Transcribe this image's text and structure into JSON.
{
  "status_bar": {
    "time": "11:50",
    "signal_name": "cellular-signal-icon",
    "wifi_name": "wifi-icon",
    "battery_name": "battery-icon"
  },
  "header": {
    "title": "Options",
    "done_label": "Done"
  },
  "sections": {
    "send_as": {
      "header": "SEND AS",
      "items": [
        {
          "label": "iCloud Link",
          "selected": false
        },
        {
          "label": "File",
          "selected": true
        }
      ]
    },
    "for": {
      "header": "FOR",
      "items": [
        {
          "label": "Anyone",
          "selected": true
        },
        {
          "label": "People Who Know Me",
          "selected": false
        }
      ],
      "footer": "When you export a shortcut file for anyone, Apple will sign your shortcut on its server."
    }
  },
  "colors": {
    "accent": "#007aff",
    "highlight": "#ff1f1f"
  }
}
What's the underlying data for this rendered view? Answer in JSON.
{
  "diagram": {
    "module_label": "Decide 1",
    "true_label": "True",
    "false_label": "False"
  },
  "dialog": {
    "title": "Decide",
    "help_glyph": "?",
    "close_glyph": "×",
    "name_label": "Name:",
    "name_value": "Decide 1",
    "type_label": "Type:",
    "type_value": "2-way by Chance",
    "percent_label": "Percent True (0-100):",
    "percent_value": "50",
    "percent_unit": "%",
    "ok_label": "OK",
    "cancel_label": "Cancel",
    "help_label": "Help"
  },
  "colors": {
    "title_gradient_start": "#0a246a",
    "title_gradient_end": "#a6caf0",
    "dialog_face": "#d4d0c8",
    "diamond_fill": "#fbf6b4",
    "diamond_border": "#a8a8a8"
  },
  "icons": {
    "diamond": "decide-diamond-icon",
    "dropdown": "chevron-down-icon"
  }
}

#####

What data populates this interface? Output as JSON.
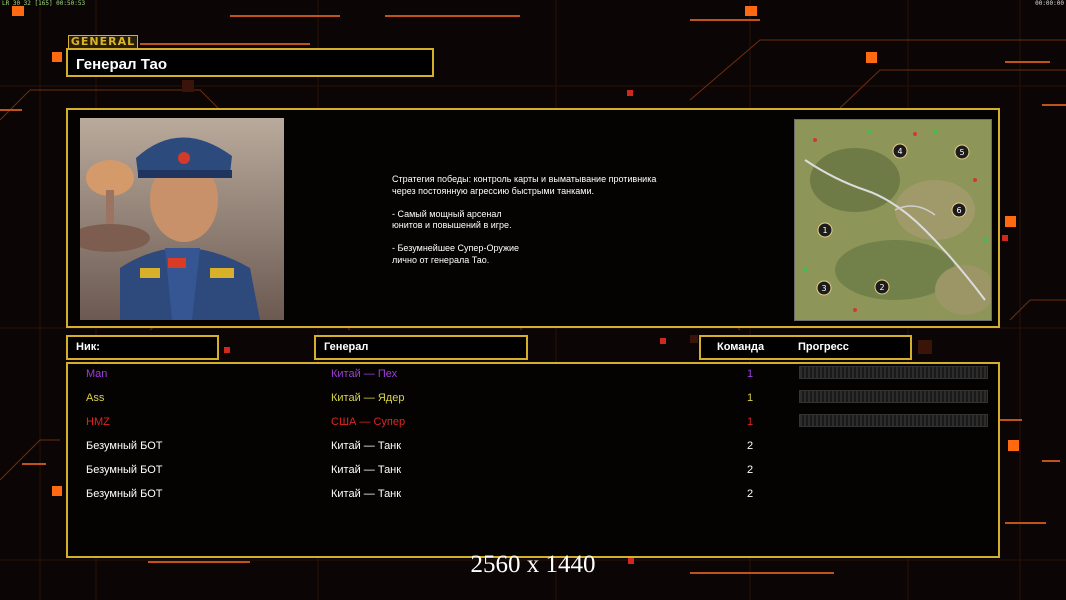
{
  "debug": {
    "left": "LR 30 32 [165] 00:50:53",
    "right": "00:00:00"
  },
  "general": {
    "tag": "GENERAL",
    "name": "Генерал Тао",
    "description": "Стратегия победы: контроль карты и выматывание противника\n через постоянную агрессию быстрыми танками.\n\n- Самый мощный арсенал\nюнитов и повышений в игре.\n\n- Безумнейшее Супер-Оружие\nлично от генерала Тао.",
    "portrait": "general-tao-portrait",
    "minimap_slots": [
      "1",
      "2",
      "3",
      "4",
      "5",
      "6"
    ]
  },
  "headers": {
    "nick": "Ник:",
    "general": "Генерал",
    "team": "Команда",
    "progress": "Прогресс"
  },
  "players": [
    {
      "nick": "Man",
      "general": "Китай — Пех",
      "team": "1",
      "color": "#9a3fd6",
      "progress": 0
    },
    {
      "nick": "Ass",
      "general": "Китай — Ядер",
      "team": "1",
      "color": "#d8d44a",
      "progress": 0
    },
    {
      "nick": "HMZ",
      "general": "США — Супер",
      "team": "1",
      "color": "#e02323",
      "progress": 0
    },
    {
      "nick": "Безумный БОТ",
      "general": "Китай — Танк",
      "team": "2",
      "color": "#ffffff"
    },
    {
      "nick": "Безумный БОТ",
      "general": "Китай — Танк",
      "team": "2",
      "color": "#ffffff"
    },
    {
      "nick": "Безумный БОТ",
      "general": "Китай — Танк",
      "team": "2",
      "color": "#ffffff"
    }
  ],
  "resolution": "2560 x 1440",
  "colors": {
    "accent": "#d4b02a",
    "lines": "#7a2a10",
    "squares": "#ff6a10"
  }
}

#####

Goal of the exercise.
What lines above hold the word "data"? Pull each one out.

Task solution.
What's the underlying data for this rendered view? Answer in JSON.
What data populates this interface? Output as JSON.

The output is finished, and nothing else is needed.